“George Washington knew that the inauguration of the second president was more important than the inauguration of the first,” Inauguration chairman Sen. Roy Blunt of Missouri observed in a preview of his own ceremonial remarks. That was the moment when America’s founders delivered on the promise of a government larger than its leader. “And historians say that the third inauguration was even more important,” Blunt continued—for that was the first passage of power from one party to its rival.
It was then that Thomas Jefferson delivered the first healing inaugural address. “We are all Republicans. We are all Federalists,” he said. The American experiment, it seemed, could survive the sort of factionalism that meant murder and war in other places and other times.
“We’ve been doing this longer than anyone in the world,” Blunt mused, and the durability of this civic respiration—inhaling the hot breath of factional politics, exhaling common purpose, however temporary—moved Ronald Reagan, in his 1981 Inaugural address, to call the ceremony “both commonplace and miraculous.”
Even when Trump came to see the need for this American sacrament, he wanted to keep it short. The picture he sought to plant in the national mind was Trump-in-command. As he spoke, government painters were already at work, remaking his West Wing. If Trump did not want to be stranded on a reviewing stand waving to high school marching bands in the gloaming of a winter evening, he must complete his own parade up Pennsylvania Avenue briskly. Which would only be possible if he poked his fork into the customary lunch with Congress shortly after noon. Which could only happen if his speech was crisp and tight. It was all something to be managed and put in the rearview mirror.

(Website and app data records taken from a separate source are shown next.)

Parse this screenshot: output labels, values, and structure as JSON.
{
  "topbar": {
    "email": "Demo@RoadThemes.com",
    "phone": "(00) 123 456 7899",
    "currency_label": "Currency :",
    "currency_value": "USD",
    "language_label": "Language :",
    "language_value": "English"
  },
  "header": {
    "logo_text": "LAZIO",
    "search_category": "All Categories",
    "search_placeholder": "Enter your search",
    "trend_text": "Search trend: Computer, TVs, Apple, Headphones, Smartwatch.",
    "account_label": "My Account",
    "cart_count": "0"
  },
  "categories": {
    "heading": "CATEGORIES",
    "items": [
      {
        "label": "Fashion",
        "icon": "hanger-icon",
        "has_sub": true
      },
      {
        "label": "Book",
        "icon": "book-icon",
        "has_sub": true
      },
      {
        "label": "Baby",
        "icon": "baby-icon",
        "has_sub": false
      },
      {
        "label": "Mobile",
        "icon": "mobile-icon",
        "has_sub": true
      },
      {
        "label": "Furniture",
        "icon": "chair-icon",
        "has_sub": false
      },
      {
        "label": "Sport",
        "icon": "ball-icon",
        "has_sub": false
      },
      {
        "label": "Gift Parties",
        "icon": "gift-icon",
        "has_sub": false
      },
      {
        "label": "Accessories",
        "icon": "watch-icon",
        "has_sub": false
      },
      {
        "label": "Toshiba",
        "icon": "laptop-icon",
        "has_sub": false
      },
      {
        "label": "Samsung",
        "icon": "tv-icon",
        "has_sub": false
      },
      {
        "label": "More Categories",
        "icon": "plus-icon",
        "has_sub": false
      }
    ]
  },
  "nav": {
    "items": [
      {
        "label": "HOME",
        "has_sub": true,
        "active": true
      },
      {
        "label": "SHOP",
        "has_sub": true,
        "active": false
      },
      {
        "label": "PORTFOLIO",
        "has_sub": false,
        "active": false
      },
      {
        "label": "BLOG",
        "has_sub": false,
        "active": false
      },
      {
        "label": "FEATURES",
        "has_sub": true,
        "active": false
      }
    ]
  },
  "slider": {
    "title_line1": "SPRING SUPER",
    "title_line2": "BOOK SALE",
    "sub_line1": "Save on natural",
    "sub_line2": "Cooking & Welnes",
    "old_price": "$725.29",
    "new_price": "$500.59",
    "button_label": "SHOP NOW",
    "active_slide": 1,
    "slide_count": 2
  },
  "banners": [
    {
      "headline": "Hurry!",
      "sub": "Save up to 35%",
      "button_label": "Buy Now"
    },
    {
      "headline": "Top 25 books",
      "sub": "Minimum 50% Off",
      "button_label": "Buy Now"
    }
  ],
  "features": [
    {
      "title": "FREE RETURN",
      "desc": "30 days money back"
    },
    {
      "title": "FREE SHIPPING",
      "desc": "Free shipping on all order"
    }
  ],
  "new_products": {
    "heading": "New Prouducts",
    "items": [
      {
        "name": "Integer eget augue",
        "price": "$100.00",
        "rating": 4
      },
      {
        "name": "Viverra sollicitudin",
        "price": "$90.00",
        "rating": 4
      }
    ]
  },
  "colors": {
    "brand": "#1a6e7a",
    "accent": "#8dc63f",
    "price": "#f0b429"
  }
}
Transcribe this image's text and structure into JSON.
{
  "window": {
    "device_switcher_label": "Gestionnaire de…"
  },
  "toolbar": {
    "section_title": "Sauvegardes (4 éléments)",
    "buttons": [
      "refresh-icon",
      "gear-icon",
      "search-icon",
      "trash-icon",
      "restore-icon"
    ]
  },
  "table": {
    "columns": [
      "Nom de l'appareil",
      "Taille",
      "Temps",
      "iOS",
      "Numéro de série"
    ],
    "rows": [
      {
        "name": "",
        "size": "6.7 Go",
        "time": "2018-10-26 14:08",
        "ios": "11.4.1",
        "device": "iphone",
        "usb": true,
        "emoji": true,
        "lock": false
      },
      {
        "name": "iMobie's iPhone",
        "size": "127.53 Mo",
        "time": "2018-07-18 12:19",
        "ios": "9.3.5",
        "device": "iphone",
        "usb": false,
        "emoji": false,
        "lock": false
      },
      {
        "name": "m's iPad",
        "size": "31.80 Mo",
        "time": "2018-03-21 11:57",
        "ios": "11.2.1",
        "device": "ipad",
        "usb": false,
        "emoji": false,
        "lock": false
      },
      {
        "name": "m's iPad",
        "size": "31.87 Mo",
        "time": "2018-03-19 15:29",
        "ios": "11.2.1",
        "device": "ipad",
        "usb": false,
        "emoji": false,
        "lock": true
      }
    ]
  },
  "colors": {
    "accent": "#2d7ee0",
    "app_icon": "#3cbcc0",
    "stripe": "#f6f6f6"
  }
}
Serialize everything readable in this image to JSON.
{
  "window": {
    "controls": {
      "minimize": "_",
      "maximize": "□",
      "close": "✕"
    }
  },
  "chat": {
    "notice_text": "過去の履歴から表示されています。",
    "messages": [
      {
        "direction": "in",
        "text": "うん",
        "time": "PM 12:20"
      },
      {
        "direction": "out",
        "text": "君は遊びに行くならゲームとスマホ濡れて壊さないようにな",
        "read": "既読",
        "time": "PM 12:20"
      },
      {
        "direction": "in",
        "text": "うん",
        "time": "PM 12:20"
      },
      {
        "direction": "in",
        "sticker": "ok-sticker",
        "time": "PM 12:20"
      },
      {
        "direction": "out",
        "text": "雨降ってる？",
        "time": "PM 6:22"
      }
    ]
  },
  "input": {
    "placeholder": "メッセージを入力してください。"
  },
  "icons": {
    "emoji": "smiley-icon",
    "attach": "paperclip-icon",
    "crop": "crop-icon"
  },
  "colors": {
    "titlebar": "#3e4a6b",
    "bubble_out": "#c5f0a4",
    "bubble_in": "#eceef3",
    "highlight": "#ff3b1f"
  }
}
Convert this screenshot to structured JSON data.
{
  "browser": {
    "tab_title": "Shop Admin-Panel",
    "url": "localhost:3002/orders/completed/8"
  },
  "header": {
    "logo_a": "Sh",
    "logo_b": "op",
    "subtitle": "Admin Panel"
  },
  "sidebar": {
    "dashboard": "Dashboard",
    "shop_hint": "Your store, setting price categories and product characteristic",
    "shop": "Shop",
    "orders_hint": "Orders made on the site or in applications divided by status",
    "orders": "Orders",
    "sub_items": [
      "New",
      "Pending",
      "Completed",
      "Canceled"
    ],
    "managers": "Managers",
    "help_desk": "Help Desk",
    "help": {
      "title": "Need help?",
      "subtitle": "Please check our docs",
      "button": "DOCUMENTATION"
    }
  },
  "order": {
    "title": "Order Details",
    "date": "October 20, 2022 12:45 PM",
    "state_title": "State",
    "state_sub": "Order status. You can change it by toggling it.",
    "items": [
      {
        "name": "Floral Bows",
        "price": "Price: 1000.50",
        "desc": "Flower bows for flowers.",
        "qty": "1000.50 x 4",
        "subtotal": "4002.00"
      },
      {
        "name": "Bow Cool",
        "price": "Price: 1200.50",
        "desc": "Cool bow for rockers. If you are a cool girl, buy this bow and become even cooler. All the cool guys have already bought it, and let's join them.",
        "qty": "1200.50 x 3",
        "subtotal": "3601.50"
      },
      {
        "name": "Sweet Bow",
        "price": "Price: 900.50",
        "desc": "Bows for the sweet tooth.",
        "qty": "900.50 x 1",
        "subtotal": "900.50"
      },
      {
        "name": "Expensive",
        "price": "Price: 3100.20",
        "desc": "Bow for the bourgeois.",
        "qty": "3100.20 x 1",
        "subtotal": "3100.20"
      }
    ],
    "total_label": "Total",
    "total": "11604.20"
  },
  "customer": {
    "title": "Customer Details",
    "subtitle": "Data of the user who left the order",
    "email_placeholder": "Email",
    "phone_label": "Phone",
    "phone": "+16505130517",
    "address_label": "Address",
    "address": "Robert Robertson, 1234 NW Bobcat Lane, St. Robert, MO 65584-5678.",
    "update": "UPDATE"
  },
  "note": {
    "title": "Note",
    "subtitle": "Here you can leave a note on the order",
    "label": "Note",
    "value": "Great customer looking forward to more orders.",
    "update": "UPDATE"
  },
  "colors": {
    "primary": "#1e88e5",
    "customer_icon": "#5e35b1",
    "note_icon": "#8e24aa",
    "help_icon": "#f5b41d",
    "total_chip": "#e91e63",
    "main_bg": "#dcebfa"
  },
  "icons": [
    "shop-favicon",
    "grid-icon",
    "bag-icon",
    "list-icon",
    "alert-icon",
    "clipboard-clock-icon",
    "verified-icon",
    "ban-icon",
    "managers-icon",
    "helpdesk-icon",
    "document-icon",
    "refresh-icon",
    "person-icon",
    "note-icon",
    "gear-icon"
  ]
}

This was his thought process. His role, the one he cared about most, was destroyer—not steward—of the status quo. He could imagine himself this way because he was something new. He was famous in a way that politicians are not, tabloid famous, reality TV famous. It is Trump’s conviction, now vindicated by the Electoral College, that fame, properly managed and wielded, equals power.
It’s no easy thing to reconcile that conviction with the idea that power, in America, is bigger than any individual. But Trump submerged his own ego in the idea of an empowered populace. “The forgotten men and women of our country,” he promised “will be forgotten no longer.”
This message, and the nationalist jingo that Trump has married to it, has been a long time coming. It was spawned by the culture wars, stoked by the Great Recession, and spread by the winds of technological disruption. We the People have often been leery of political establishments, but rarely have the insiders looked so feckless in the face of global pressures, and never has it been so easy to communicate their perceived failures.
Trump was right when he said that the message is bigger than the messenger—another statement that he might not believe, deep down. But he not an outsider any longer. He is the president. His words will have consequences. As another Inauguration Day faded from Washington with the faint sun in the clouded West, the world began preparing for their arrival.
This piece appears in the Jan. 30, 2017, issue of TIME.